Djindjic, who took office in February 2001 after elections, had sought to reshape Serbia from a nation accused of warmongering and ethnic cleansing into a country accepted once again by the international community.
"The prime minister died from his wounds at 1330 (7:30 a.m. EST) at Belgrade emergency center," said Deputy Prime Minister Nebojsa Covic. Djindjic was shot in the chest and stomach.
Hundreds of Serbians laid flowers and lit candles at the scene of the killing, and flags flew at half-mast.
Under a state of emergency, border controls are strengthened and public protests or strikes can be banned.

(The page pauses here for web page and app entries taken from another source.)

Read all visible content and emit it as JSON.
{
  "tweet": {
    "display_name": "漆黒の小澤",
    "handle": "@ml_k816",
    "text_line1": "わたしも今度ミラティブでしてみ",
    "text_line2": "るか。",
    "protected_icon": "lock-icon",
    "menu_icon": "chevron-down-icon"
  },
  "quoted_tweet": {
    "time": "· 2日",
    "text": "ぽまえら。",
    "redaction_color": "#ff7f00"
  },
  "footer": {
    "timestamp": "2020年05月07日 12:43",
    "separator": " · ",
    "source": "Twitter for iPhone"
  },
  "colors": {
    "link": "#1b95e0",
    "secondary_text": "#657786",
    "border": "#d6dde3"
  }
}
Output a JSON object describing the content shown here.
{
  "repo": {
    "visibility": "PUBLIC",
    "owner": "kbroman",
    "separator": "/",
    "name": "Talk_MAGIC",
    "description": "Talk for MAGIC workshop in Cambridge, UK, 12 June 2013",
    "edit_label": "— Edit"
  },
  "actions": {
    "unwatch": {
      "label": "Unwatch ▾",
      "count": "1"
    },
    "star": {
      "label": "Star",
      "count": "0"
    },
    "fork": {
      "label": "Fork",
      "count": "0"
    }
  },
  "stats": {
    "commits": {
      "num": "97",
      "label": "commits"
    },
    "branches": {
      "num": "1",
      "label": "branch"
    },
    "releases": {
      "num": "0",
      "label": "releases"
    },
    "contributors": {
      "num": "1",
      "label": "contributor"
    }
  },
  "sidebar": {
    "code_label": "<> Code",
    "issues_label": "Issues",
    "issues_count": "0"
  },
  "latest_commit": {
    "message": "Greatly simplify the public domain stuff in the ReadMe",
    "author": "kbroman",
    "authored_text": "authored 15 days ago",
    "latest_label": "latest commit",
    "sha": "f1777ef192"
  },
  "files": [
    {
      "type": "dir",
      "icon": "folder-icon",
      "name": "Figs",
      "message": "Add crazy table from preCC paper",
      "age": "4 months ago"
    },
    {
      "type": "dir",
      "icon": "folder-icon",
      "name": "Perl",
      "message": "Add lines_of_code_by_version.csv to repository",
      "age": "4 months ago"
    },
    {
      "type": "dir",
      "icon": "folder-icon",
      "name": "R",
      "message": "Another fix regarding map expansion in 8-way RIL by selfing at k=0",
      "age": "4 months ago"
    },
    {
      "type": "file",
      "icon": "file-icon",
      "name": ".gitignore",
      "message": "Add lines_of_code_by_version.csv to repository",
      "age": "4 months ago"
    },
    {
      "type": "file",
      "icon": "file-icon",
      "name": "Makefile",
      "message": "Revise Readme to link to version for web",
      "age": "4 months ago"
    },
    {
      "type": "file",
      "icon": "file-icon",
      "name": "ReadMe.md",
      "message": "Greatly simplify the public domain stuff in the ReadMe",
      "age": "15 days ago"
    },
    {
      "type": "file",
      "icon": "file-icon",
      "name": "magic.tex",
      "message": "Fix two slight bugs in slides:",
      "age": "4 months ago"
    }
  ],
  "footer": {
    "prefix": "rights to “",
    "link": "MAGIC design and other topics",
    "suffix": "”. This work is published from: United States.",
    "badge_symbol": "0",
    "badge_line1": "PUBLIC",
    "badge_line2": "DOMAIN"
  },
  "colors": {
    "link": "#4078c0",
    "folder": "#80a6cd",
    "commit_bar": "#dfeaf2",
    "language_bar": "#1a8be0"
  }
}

Djindjic is the most senior politician to be killed in a series of murders of public figures in former Yugoslavia in the past three years. Revenge killings are rife in the region.
World leaders joined in praising Djindjic's efforts to bring the Balkan state back into the international fold.
U.N. Secretary General Kofi Annan (news - web sites) deplored "this act of political violence marring the process of democratic normalization in Serbia."
President Stjepan Mesic of Croatia, which fought Yugoslav troops in its struggle for independence, described the assassination as "an act of madness." Djindjic, married with two children, was a pragmatic modernizer dedicated to free-market reforms who came to power in the wake of the Kosovo war in 1999.
His premiership had to contend with the breakaway ambitions of ethnic Albanians in the southern province of Kosovo and negotiate the dissolution of Yugoslavia into a loose union between Serbia and the tiny coastal republic of Montenegro.
He also feuded with Milosevic's successor as Yugoslav president, the more cautious Vojislav Kostunica (news - web sites), behind the scenes over the pace of reform, and the 18-party coalition they co-led split after Kostunica's party left.
News of Djindjic's death shocked supporters who had taken to the streets with him in anti-Milosevic protests.
"Is he really dead? God forbid! Whatever happened to this country? Can we feel safe?," said pensioner Ljiljana, 65.
"The same murders are happening as during Milosevic's time," said Ana, a medical student.
Milosevic is now on trial in The Hague for genocide and crimes against humanity during the wars that tore Yugoslavia apart in the 1990s.
Jailed as a dissident student in the 1970s, frustrated as a popular protest leader in the 1990s, Djindjic rebounded in a street uprising in 2000 to become leader-in-waiting of a new democratic Serbia.
A fitness enthusiast, Djindjic was born in Bosanski Samac, in Bosnia, the son of a Yugoslav People's Army officer.
¶ 7:21 PM